Among the records that follow, count the lines where "double" appears, and state the count by itself.

*** PROVIDED ENTRIES ***

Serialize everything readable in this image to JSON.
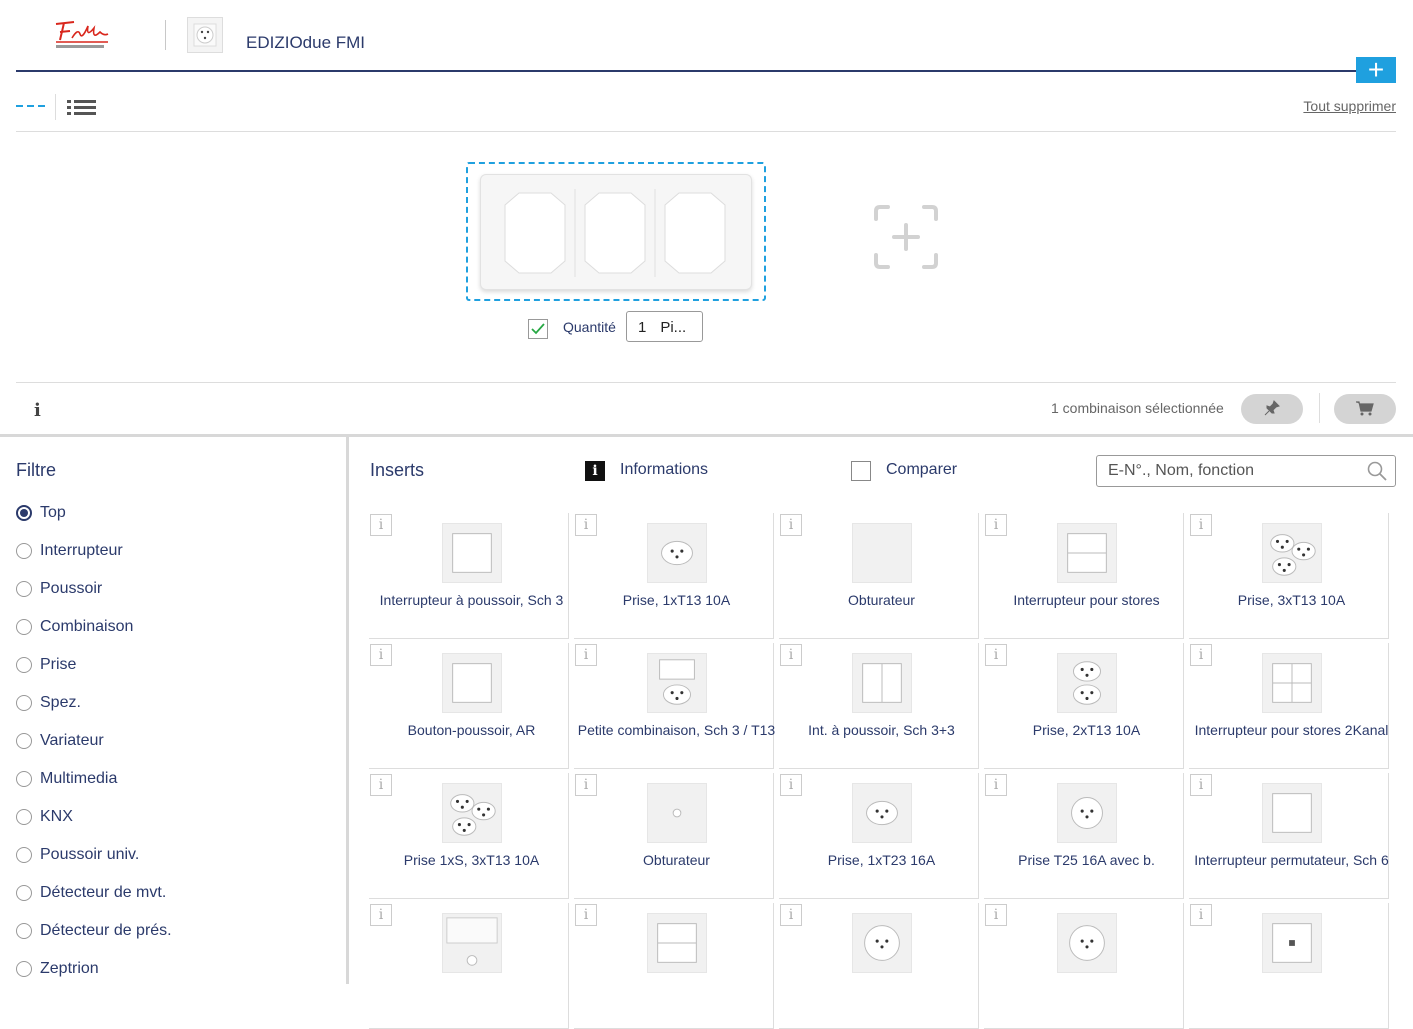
{
  "header": {
    "title": "EDIZIOdue FMI",
    "logo_text": "Feller by Schneider Electric",
    "add_label": "+"
  },
  "toolbar": {
    "clear_all": "Tout supprimer"
  },
  "config": {
    "quantity_label": "Quantité",
    "quantity_value": "1",
    "quantity_unit": "Pi...",
    "quantity_checked": true
  },
  "status": {
    "info": "i",
    "selection_count": "1 combinaison sélectionnée"
  },
  "filter": {
    "title": "Filtre",
    "items": [
      {
        "label": "Top",
        "selected": true
      },
      {
        "label": "Interrupteur",
        "selected": false
      },
      {
        "label": "Poussoir",
        "selected": false
      },
      {
        "label": "Combinaison",
        "selected": false
      },
      {
        "label": "Prise",
        "selected": false
      },
      {
        "label": "Spez.",
        "selected": false
      },
      {
        "label": "Variateur",
        "selected": false
      },
      {
        "label": "Multimedia",
        "selected": false
      },
      {
        "label": "KNX",
        "selected": false
      },
      {
        "label": "Poussoir univ.",
        "selected": false
      },
      {
        "label": "Détecteur de mvt.",
        "selected": false
      },
      {
        "label": "Détecteur de prés.",
        "selected": false
      },
      {
        "label": "Zeptrion",
        "selected": false
      }
    ]
  },
  "inserts": {
    "title": "Inserts",
    "info_label": "Informations",
    "compare_label": "Comparer",
    "search_placeholder": "E-N°., Nom, fonction",
    "info_glyph": "i",
    "products": [
      {
        "label": "Interrupteur à poussoir, Sch 3",
        "icon": "switch-plate-icon"
      },
      {
        "label": "Prise, 1xT13 10A",
        "icon": "socket-icon"
      },
      {
        "label": "Obturateur",
        "icon": "blank-plate-icon"
      },
      {
        "label": "Interrupteur pour stores",
        "icon": "blind-switch-icon"
      },
      {
        "label": "Prise, 3xT13 10A",
        "icon": "triple-socket-icon"
      },
      {
        "label": "Bouton-poussoir, AR",
        "icon": "switch-plate-icon"
      },
      {
        "label": "Petite combinaison, Sch 3 / T13",
        "icon": "combo-icon"
      },
      {
        "label": "Int. à poussoir, Sch 3+3",
        "icon": "double-switch-icon"
      },
      {
        "label": "Prise, 2xT13 10A",
        "icon": "double-socket-icon"
      },
      {
        "label": "Interrupteur pour stores 2Kanal",
        "icon": "quad-switch-icon"
      },
      {
        "label": "Prise 1xS, 3xT13 10A",
        "icon": "triple-socket-icon"
      },
      {
        "label": "Obturateur",
        "icon": "blank-hole-icon"
      },
      {
        "label": "Prise, 1xT23 16A",
        "icon": "socket-icon"
      },
      {
        "label": "Prise T25 16A avec b.",
        "icon": "socket-t25-icon"
      },
      {
        "label": "Interrupteur permutateur, Sch 6",
        "icon": "switch-plate-icon"
      },
      {
        "label": "",
        "icon": "motion-detector-icon"
      },
      {
        "label": "",
        "icon": "blind-switch-icon"
      },
      {
        "label": "",
        "icon": "socket-round-icon"
      },
      {
        "label": "",
        "icon": "socket-round-icon"
      },
      {
        "label": "",
        "icon": "button-dot-icon"
      }
    ]
  }
}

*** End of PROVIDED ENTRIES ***

EXERCISE RESULT ▸
2